◆ TASK OBJECTIVE: For this exercise, copy each line of the records that contains the word "Read".

(Excerpts from an interface dataset)
____

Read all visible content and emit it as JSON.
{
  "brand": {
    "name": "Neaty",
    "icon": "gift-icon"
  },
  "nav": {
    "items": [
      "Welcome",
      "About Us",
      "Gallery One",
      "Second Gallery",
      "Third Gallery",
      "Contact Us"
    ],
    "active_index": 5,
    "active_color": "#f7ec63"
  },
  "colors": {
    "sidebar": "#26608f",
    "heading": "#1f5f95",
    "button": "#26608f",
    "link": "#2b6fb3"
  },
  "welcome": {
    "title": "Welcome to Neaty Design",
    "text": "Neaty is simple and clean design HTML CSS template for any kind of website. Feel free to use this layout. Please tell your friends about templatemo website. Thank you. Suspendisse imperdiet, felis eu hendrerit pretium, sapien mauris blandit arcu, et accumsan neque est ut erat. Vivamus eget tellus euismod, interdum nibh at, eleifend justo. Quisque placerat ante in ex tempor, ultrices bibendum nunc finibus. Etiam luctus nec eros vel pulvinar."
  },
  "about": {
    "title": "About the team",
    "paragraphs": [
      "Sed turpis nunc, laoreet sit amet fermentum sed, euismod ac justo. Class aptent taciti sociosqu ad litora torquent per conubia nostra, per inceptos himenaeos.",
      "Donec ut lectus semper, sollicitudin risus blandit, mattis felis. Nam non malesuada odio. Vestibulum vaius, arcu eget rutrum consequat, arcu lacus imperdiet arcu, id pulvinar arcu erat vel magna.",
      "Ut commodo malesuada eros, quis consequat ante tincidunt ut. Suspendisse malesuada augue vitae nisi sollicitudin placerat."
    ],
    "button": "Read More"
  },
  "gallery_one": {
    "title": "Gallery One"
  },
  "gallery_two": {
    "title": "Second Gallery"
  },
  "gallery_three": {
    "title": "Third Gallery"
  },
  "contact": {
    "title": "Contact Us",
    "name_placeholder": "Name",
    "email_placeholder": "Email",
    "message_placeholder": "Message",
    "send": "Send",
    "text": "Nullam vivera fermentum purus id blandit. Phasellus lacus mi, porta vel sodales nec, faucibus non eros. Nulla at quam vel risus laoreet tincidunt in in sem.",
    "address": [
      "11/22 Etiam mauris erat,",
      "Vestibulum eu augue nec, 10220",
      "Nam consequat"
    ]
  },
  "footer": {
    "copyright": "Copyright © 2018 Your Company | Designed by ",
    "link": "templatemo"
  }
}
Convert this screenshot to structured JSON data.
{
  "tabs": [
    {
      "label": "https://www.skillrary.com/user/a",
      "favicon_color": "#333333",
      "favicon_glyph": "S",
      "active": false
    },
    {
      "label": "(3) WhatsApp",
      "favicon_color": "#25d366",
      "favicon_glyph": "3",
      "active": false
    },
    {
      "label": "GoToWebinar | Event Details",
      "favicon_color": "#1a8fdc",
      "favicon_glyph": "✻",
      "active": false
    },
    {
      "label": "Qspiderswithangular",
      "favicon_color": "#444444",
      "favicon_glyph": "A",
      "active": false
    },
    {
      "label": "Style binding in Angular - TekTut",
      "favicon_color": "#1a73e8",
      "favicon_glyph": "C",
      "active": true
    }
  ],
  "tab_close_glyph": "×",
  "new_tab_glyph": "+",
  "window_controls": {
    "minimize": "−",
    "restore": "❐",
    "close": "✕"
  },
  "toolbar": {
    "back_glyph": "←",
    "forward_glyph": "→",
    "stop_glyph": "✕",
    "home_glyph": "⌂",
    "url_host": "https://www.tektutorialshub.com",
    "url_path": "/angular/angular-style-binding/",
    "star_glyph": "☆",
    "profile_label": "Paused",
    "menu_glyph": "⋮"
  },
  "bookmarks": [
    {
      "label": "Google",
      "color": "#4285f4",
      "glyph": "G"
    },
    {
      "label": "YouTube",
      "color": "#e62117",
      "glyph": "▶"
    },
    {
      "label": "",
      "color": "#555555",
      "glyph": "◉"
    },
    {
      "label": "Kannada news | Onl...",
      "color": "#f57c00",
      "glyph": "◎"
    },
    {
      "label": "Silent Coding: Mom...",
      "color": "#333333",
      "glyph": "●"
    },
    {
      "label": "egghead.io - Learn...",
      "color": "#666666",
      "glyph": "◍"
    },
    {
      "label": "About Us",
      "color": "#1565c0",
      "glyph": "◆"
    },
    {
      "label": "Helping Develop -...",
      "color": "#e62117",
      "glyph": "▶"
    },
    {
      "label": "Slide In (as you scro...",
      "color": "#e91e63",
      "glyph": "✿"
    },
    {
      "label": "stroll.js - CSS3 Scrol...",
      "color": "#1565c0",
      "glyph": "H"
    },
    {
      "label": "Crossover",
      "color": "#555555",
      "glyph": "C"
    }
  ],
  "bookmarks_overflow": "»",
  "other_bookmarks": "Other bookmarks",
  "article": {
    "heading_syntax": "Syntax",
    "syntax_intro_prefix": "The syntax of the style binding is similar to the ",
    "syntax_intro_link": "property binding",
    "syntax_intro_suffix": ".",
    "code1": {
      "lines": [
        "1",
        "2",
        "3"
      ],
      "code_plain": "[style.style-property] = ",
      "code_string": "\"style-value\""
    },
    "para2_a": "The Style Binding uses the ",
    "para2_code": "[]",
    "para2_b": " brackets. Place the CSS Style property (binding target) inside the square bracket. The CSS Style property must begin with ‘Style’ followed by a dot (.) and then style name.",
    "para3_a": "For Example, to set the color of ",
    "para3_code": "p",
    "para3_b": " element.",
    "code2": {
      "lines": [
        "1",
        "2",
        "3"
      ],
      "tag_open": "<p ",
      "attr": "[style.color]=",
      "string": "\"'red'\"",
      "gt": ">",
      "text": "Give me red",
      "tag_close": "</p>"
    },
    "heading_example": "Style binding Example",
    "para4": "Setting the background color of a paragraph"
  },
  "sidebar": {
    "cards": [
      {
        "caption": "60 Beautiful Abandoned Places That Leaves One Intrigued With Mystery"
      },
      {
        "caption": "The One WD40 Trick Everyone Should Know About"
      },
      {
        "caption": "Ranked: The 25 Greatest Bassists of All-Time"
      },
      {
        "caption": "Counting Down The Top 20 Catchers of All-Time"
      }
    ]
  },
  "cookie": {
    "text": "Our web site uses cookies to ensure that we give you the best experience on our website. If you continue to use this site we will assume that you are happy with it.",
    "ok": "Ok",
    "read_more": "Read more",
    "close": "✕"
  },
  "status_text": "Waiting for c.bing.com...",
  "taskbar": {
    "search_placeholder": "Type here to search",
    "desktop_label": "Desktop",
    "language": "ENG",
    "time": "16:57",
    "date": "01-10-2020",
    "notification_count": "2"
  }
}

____

◆ WRITTEN ANSWER:
Read all visible content and emit it as JSON.
    "button": "Read More"
    "read_more": "Read more",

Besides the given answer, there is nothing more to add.